A new report by the National Fraud Intelligence Bureau has found that last year, singles were conned out of £39 million by fraudsters they’d met on dating sites and apps.Con artists are increasingly creating fake online profiles and tricking people on dating sites into handing over often large sums of money.It was a mere two weeks before Aleksandra's emails swung in a more intimate direction, peppered with loving endearments and declarations of their future together.A smitten Dave began to make plans, discussing travelling to Russia to see her — but he also had his doubts.Giblin was first sentenced in 2007; he’d develop relationships with women over the phone and convince them to wire him money. Giblin began his current scam after his release in 2013.He targeted vulnerable women: women with physical disabilities, single mothers, recent widows and a woman who had recently lost a child, according to court documents.“A lot of the online dating fraudsters we know are abroad.They're in West Africa, Eastern Europe and it's very difficult for British law enforcement to take action against them in those jurisdictions,” Steve Profitt, Deputy Head of Action Fraud explains.

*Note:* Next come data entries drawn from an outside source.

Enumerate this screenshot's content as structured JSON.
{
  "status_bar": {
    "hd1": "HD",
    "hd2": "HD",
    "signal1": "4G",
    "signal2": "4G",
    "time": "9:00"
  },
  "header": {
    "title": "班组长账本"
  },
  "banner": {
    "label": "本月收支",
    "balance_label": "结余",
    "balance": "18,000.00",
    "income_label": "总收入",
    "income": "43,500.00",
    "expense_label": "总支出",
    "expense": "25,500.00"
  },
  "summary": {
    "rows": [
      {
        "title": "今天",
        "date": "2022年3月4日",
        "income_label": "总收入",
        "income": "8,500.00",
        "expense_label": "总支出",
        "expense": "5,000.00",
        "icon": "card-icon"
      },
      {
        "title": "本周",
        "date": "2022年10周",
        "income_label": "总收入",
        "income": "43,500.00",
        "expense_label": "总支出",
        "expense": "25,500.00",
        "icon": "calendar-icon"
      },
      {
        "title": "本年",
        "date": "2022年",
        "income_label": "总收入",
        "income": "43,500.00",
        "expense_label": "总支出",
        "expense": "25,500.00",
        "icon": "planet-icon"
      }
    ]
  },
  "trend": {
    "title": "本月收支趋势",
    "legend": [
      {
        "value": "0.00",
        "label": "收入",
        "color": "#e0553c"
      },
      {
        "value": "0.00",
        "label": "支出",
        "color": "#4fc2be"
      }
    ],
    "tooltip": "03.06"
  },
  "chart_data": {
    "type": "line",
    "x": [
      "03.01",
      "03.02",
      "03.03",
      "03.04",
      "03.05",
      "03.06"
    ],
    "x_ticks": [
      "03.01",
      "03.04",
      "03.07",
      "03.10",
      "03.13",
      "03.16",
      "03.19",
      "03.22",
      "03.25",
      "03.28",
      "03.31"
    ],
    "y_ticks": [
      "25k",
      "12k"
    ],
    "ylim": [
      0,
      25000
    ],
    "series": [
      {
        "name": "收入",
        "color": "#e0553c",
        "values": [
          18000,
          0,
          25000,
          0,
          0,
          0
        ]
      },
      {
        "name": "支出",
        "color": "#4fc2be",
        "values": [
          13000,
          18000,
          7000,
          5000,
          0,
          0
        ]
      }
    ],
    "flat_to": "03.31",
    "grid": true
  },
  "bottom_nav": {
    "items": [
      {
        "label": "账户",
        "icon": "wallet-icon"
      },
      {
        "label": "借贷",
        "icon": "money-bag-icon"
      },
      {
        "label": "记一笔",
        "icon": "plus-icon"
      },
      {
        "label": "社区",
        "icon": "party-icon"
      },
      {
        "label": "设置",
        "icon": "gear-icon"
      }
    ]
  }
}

Interestingly, the AARP says that men fall victim to these scams more often, but that women are more likely to report the scam.If you fall into this category, be especially wary of people that you meet through dating websites.Online dating can be difficult for women The AARP also says that seniors are a common target of these scams.'Her' name was Aleksandra and 'she' was young and pretty with a long, dark mane of hair and dark brown eyes.She contacted Dave (not his real name) on dating site Zoosk in November last year, telling him she was a 32-year-old Russian woman eager to pursue a serious relationship.